# WORK TO COMPLETE
Filter the data for lines with the word "Replacement" and copy those lines.

# DATA EXCERPTS
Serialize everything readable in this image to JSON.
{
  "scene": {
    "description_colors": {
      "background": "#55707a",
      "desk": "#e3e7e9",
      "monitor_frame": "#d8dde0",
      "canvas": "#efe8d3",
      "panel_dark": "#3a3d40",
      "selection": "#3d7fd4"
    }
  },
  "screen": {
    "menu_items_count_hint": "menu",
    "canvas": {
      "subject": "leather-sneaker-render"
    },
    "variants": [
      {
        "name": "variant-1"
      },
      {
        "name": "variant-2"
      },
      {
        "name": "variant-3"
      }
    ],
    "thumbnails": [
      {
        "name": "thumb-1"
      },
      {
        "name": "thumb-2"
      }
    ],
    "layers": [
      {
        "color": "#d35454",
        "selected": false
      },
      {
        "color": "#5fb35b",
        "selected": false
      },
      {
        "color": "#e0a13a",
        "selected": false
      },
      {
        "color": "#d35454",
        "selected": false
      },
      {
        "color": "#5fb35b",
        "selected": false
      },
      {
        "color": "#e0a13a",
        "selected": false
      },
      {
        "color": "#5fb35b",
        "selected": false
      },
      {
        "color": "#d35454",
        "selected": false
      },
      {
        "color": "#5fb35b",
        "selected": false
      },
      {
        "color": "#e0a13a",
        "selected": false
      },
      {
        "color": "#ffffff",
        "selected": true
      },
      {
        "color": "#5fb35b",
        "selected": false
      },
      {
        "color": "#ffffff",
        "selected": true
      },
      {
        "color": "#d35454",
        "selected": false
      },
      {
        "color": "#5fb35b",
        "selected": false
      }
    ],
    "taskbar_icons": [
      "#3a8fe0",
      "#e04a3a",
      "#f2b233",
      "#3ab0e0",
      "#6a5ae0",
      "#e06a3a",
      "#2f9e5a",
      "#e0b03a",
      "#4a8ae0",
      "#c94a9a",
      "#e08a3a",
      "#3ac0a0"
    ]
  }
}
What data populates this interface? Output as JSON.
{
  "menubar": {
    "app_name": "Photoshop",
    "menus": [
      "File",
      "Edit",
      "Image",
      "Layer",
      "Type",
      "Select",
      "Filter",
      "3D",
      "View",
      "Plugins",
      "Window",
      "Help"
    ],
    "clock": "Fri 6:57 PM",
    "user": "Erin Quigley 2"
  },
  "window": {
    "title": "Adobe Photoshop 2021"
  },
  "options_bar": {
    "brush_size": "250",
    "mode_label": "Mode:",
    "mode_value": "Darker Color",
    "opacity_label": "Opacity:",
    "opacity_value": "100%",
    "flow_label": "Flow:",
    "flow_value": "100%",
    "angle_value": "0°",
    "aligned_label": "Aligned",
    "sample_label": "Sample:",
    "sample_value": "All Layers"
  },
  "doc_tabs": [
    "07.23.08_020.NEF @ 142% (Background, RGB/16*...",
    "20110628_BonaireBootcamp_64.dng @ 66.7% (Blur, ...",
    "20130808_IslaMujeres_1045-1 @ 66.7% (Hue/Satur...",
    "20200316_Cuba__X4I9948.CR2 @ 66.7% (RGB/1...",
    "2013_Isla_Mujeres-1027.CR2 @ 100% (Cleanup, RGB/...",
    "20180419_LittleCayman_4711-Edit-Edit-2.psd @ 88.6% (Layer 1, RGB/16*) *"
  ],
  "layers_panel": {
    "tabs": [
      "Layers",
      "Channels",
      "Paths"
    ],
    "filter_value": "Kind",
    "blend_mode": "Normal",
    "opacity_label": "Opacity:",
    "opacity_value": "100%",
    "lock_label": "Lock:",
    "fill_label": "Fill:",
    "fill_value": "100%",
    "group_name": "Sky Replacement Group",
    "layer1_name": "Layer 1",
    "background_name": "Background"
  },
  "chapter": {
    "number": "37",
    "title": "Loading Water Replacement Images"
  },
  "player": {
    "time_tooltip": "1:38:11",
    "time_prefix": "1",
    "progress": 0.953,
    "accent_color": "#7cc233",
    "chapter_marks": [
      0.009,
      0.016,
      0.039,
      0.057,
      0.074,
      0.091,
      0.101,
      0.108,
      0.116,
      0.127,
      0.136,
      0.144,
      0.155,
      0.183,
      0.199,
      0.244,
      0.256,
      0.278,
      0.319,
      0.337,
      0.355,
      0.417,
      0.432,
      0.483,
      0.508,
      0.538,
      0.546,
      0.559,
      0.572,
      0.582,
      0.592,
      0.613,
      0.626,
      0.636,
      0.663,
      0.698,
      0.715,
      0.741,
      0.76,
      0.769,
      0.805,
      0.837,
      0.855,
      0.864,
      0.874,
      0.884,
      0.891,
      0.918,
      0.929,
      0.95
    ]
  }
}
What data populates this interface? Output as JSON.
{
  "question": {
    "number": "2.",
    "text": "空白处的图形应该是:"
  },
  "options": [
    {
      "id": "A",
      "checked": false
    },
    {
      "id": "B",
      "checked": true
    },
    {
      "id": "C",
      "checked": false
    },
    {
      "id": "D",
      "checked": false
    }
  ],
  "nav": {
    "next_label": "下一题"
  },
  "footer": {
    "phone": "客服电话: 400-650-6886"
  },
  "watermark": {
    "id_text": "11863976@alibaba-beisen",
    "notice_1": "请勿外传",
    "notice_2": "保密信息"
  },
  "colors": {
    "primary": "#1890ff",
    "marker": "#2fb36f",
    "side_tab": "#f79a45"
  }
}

# RESPONSE FOR THIS EXERCISE
    "group_name": "Sky Replacement Group",
    "title": "Loading Water Replacement Images"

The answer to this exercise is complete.